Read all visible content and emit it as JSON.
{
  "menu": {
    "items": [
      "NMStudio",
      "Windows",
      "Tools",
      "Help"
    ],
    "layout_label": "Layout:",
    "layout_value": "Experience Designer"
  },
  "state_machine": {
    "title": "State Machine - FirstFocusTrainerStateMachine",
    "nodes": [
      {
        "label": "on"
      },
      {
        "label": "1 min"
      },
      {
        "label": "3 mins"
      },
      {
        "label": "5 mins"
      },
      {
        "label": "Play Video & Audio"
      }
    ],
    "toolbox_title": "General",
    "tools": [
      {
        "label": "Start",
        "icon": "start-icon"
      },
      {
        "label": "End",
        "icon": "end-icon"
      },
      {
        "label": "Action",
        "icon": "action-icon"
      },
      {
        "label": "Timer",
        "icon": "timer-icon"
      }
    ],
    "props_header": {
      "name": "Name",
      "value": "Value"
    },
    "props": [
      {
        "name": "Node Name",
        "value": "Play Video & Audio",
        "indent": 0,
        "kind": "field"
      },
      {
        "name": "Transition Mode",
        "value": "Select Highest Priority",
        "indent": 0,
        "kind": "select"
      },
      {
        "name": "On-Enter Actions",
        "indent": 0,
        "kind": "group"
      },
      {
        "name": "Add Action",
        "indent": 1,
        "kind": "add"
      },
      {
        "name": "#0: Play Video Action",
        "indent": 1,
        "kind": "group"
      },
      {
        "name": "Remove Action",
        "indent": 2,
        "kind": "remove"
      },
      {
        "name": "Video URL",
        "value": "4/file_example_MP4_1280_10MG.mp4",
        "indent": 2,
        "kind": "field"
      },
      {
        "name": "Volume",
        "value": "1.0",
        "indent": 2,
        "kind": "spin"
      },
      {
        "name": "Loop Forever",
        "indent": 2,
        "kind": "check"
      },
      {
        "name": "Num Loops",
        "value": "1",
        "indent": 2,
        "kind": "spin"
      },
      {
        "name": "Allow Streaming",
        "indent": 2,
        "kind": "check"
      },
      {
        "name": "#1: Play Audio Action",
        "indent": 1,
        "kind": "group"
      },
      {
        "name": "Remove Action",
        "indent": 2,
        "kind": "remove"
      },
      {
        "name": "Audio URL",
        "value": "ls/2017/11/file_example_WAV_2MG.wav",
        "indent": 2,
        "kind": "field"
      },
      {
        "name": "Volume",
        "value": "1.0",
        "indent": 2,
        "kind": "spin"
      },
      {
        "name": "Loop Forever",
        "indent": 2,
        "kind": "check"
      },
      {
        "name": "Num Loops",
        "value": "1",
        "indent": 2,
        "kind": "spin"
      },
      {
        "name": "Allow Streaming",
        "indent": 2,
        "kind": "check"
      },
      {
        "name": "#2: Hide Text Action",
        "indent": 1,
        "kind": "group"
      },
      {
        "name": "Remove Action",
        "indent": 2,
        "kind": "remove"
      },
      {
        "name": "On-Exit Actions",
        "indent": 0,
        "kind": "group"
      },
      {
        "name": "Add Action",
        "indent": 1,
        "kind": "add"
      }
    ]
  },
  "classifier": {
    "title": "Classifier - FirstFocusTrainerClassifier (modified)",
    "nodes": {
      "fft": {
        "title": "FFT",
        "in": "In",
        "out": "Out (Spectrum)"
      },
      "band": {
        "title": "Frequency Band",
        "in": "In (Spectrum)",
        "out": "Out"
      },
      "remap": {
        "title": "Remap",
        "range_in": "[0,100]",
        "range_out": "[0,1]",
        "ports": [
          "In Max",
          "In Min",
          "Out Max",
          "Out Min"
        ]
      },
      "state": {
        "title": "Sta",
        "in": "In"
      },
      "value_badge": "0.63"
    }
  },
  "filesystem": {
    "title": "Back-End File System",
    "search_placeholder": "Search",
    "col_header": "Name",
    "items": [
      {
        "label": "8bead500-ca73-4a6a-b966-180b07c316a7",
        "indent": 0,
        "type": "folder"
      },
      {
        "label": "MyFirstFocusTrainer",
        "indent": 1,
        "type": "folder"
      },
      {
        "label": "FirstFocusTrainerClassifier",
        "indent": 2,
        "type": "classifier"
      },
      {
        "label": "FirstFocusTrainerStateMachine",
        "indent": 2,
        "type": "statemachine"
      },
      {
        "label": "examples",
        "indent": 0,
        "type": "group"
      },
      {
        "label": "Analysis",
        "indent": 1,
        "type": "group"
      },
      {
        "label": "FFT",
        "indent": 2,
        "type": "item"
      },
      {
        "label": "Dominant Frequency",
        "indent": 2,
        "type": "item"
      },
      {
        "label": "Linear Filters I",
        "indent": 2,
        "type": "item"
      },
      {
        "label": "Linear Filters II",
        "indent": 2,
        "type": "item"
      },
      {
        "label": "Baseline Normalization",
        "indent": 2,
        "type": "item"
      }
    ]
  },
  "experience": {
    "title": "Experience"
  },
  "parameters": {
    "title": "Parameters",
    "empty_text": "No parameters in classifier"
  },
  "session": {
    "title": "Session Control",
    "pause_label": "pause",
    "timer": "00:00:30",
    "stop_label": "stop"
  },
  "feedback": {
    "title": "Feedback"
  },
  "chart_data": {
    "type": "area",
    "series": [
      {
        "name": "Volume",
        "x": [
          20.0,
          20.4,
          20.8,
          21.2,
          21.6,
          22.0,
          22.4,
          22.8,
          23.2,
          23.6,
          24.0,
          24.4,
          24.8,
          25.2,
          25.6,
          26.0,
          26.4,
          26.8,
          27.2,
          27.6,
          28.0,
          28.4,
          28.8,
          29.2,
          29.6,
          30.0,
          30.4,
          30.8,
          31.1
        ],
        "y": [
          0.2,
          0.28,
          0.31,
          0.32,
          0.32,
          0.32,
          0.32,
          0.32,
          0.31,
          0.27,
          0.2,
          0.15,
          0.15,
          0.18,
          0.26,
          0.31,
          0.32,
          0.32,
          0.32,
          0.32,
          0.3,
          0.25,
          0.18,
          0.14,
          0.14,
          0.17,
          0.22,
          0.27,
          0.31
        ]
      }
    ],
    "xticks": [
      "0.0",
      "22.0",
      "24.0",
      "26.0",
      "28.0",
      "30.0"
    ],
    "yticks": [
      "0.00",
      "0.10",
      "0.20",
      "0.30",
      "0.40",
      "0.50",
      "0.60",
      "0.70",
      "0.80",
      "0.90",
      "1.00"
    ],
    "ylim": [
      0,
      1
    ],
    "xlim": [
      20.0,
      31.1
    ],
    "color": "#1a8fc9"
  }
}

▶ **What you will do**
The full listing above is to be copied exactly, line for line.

▶ **Expected output**
Read all visible content and emit it as JSON.
{
  "menu": {
    "items": [
      "NMStudio",
      "Windows",
      "Tools",
      "Help"
    ],
    "layout_label": "Layout:",
    "layout_value": "Experience Designer"
  },
  "state_machine": {
    "title": "State Machine - FirstFocusTrainerStateMachine",
    "nodes": [
      {
        "label": "on"
      },
      {
        "label": "1 min"
      },
      {
        "label": "3 mins"
      },
      {
        "label": "5 mins"
      },
      {
        "label": "Play Video & Audio"
      }
    ],
    "toolbox_title": "General",
    "tools": [
      {
        "label": "Start",
        "icon": "start-icon"
      },
      {
        "label": "End",
        "icon": "end-icon"
      },
      {
        "label": "Action",
        "icon": "action-icon"
      },
      {
        "label": "Timer",
        "icon": "timer-icon"
      }
    ],
    "props_header": {
      "name": "Name",
      "value": "Value"
    },
    "props": [
      {
        "name": "Node Name",
        "value": "Play Video & Audio",
        "indent": 0,
        "kind": "field"
      },
      {
        "name": "Transition Mode",
        "value": "Select Highest Priority",
        "indent": 0,
        "kind": "select"
      },
      {
        "name": "On-Enter Actions",
        "indent": 0,
        "kind": "group"
      },
      {
        "name": "Add Action",
        "indent": 1,
        "kind": "add"
      },
      {
        "name": "#0: Play Video Action",
        "indent": 1,
        "kind": "group"
      },
      {
        "name": "Remove Action",
        "indent": 2,
        "kind": "remove"
      },
      {
        "name": "Video URL",
        "value": "4/file_example_MP4_1280_10MG.mp4",
        "indent": 2,
        "kind": "field"
      },
      {
        "name": "Volume",
        "value": "1.0",
        "indent": 2,
        "kind": "spin"
      },
      {
        "name": "Loop Forever",
        "indent": 2,
        "kind": "check"
      },
      {
        "name": "Num Loops",
        "value": "1",
        "indent": 2,
        "kind": "spin"
      },
      {
        "name": "Allow Streaming",
        "indent": 2,
        "kind": "check"
      },
      {
        "name": "#1: Play Audio Action",
        "indent": 1,
        "kind": "group"
      },
      {
        "name": "Remove Action",
        "indent": 2,
        "kind": "remove"
      },
      {
        "name": "Audio URL",
        "value": "ls/2017/11/file_example_WAV_2MG.wav",
        "indent": 2,
        "kind": "field"
      },
      {
        "name": "Volume",
        "value": "1.0",
        "indent": 2,
        "kind": "spin"
      },
      {
        "name": "Loop Forever",
        "indent": 2,
        "kind": "check"
      },
      {
        "name": "Num Loops",
        "value": "1",
        "indent": 2,
        "kind": "spin"
      },
      {
        "name": "Allow Streaming",
        "indent": 2,
        "kind": "check"
      },
      {
        "name": "#2: Hide Text Action",
        "indent": 1,
        "kind": "group"
      },
      {
        "name": "Remove Action",
        "indent": 2,
        "kind": "remove"
      },
      {
        "name": "On-Exit Actions",
        "indent": 0,
        "kind": "group"
      },
      {
        "name": "Add Action",
        "indent": 1,
        "kind": "add"
      }
    ]
  },
  "classifier": {
    "title": "Classifier - FirstFocusTrainerClassifier (modified)",
    "nodes": {
      "fft": {
        "title": "FFT",
        "in": "In",
        "out": "Out (Spectrum)"
      },
      "band": {
        "title": "Frequency Band",
        "in": "In (Spectrum)",
        "out": "Out"
      },
      "remap": {
        "title": "Remap",
        "range_in": "[0,100]",
        "range_out": "[0,1]",
        "ports": [
          "In Max",
          "In Min",
          "Out Max",
          "Out Min"
        ]
      },
      "state": {
        "title": "Sta",
        "in": "In"
      },
      "value_badge": "0.63"
    }
  },
  "filesystem": {
    "title": "Back-End File System",
    "search_placeholder": "Search",
    "col_header": "Name",
    "items": [
      {
        "label": "8bead500-ca73-4a6a-b966-180b07c316a7",
        "indent": 0,
        "type": "folder"
      },
      {
        "label": "MyFirstFocusTrainer",
        "indent": 1,
        "type": "folder"
      },
      {
        "label": "FirstFocusTrainerClassifier",
        "indent": 2,
        "type": "classifier"
      },
      {
        "label": "FirstFocusTrainerStateMachine",
        "indent": 2,
        "type": "statemachine"
      },
      {
        "label": "examples",
        "indent": 0,
        "type": "group"
      },
      {
        "label": "Analysis",
        "indent": 1,
        "type": "group"
      },
      {
        "label": "FFT",
        "indent": 2,
        "type": "item"
      },
      {
        "label": "Dominant Frequency",
        "indent": 2,
        "type": "item"
      },
      {
        "label": "Linear Filters I",
        "indent": 2,
        "type": "item"
      },
      {
        "label": "Linear Filters II",
        "indent": 2,
        "type": "item"
      },
      {
        "label": "Baseline Normalization",
        "indent": 2,
        "type": "item"
      }
    ]
  },
  "experience": {
    "title": "Experience"
  },
  "parameters": {
    "title": "Parameters",
    "empty_text": "No parameters in classifier"
  },
  "session": {
    "title": "Session Control",
    "pause_label": "pause",
    "timer": "00:00:30",
    "stop_label": "stop"
  },
  "feedback": {
    "title": "Feedback"
  },
  "chart_data": {
    "type": "area",
    "series": [
      {
        "name": "Volume",
        "x": [
          20.0,
          20.4,
          20.8,
          21.2,
          21.6,
          22.0,
          22.4,
          22.8,
          23.2,
          23.6,
          24.0,
          24.4,
          24.8,
          25.2,
          25.6,
          26.0,
          26.4,
          26.8,
          27.2,
          27.6,
          28.0,
          28.4,
          28.8,
          29.2,
          29.6,
          30.0,
          30.4,
          30.8,
          31.1
        ],
        "y": [
          0.2,
          0.28,
          0.31,
          0.32,
          0.32,
          0.32,
          0.32,
          0.32,
          0.31,
          0.27,
          0.2,
          0.15,
          0.15,
          0.18,
          0.26,
          0.31,
          0.32,
          0.32,
          0.32,
          0.32,
          0.3,
          0.25,
          0.18,
          0.14,
          0.14,
          0.17,
          0.22,
          0.27,
          0.31
        ]
      }
    ],
    "xticks": [
      "0.0",
      "22.0",
      "24.0",
      "26.0",
      "28.0",
      "30.0"
    ],
    "yticks": [
      "0.00",
      "0.10",
      "0.20",
      "0.30",
      "0.40",
      "0.50",
      "0.60",
      "0.70",
      "0.80",
      "0.90",
      "1.00"
    ],
    "ylim": [
      0,
      1
    ],
    "xlim": [
      20.0,
      31.1
    ],
    "color": "#1a8fc9"
  }
}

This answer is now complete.